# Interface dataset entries

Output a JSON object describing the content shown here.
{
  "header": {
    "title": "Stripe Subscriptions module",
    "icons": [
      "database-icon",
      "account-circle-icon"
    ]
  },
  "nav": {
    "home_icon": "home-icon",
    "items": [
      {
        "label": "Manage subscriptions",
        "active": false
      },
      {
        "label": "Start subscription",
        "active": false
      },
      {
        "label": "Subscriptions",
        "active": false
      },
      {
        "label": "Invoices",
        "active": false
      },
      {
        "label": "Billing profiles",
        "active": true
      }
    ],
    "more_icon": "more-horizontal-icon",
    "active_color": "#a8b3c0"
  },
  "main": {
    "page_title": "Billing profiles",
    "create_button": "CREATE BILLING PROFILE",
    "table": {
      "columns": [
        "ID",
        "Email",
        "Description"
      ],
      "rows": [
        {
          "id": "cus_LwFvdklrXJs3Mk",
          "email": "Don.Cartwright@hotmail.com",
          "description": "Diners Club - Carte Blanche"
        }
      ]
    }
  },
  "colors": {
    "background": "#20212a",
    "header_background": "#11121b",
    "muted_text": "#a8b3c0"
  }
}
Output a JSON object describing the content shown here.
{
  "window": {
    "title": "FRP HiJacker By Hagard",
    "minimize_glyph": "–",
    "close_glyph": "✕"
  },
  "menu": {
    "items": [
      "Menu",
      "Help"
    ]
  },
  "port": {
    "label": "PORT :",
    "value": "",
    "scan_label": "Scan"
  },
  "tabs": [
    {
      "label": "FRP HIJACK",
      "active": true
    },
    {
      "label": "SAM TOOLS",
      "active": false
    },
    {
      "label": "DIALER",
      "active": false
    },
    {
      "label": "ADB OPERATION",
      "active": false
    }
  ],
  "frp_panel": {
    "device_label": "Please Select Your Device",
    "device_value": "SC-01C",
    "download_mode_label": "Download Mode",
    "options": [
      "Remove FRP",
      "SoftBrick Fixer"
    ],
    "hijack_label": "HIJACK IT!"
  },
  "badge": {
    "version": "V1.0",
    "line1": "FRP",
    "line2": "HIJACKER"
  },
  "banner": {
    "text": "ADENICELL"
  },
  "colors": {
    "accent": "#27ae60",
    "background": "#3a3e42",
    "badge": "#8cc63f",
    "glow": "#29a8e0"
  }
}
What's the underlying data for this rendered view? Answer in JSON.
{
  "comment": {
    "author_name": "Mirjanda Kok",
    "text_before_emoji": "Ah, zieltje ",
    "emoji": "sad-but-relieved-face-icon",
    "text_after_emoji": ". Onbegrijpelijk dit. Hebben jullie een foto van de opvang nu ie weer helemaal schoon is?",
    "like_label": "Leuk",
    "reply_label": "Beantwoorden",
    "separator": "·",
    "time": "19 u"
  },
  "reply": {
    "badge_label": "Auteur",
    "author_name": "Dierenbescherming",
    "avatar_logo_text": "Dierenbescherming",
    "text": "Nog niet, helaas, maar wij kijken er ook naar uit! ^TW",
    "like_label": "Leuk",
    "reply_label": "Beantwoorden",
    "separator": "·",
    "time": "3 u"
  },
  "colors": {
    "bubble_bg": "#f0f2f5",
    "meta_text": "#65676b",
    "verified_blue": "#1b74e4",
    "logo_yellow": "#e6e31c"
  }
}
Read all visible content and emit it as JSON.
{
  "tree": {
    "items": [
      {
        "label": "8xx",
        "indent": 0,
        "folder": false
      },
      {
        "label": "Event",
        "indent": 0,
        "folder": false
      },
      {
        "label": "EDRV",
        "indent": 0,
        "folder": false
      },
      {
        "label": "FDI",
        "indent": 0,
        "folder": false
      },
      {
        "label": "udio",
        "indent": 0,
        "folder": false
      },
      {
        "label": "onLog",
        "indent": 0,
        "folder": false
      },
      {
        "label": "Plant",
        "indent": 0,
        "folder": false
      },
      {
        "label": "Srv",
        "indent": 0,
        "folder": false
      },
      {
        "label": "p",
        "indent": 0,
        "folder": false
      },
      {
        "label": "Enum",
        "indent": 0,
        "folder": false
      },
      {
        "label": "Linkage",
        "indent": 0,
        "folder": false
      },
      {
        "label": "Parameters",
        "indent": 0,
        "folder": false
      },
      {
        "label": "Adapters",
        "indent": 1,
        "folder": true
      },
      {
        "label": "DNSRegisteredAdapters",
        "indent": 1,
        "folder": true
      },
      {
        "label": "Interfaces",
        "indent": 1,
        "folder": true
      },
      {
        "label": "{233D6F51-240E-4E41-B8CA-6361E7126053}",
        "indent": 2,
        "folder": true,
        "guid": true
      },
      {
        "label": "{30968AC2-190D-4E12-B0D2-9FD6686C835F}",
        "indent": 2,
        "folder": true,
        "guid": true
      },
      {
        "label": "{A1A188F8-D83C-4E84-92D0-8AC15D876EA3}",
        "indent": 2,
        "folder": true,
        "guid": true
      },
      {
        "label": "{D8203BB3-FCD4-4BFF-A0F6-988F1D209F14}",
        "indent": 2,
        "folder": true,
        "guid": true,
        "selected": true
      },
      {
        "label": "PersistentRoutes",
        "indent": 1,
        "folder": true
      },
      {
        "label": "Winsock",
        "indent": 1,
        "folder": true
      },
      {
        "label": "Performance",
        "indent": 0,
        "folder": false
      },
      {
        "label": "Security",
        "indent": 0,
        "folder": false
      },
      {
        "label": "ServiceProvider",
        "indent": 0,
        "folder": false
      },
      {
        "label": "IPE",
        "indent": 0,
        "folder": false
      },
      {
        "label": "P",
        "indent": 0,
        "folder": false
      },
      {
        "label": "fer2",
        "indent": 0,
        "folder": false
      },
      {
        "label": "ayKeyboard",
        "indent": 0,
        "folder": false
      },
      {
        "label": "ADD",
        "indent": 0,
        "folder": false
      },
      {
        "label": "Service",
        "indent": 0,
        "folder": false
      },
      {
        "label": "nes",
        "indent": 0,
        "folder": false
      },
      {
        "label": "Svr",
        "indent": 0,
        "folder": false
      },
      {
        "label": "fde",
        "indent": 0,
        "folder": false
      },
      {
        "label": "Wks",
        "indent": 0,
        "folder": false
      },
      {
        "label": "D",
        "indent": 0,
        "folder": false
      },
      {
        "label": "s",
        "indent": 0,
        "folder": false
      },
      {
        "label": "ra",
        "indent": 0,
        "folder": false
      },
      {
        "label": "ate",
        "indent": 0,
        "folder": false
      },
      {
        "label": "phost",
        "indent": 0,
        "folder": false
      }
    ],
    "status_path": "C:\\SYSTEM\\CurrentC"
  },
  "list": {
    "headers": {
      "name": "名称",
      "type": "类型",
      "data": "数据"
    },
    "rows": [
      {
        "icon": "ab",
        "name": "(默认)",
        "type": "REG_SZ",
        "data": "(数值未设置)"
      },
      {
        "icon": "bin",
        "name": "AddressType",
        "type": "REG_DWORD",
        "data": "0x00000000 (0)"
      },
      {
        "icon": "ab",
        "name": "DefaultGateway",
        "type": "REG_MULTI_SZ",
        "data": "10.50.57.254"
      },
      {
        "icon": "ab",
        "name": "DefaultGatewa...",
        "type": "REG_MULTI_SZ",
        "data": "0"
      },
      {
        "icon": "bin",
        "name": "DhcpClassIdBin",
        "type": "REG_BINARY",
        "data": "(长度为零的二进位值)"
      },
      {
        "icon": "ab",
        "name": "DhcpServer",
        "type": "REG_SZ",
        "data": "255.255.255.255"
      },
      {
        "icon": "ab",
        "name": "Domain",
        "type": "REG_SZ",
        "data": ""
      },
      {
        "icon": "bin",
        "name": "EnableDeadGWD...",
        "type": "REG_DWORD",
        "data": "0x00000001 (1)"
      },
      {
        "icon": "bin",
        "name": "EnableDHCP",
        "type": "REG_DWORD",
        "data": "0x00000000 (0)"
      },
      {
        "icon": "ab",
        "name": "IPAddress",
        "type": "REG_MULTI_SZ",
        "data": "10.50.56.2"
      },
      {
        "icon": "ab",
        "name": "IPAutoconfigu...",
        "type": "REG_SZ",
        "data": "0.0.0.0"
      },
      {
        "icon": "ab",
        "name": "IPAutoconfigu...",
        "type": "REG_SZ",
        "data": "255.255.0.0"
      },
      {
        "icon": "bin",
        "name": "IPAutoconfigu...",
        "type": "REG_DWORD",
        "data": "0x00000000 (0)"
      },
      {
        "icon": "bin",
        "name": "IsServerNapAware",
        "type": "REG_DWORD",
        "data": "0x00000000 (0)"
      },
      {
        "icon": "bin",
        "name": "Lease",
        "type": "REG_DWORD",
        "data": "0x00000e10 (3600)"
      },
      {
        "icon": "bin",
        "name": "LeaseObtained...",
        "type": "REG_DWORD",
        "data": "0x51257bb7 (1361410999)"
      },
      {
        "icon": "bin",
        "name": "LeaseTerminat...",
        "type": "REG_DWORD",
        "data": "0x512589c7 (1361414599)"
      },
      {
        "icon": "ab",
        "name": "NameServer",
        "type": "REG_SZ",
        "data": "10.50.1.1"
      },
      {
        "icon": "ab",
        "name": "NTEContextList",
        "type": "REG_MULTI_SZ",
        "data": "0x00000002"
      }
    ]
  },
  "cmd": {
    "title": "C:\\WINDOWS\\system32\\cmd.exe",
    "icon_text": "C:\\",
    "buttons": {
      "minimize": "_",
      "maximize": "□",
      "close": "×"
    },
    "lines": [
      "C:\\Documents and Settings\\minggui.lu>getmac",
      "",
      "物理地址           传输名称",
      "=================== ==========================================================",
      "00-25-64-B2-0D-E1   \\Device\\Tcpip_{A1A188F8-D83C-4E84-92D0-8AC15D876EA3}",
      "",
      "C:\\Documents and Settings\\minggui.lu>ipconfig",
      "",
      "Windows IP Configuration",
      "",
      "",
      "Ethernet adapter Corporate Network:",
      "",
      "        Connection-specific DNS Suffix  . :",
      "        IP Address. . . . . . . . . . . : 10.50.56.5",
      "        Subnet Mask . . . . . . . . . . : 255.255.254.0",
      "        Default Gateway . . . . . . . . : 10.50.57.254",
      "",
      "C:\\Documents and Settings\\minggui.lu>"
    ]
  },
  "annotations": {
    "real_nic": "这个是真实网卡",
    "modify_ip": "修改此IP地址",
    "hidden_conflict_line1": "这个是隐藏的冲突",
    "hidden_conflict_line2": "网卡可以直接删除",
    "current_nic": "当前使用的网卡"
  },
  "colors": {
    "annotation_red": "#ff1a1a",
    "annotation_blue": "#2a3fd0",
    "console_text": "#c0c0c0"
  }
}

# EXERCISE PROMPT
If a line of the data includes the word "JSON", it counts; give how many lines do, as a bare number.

# EXERCISE SOLUTION
4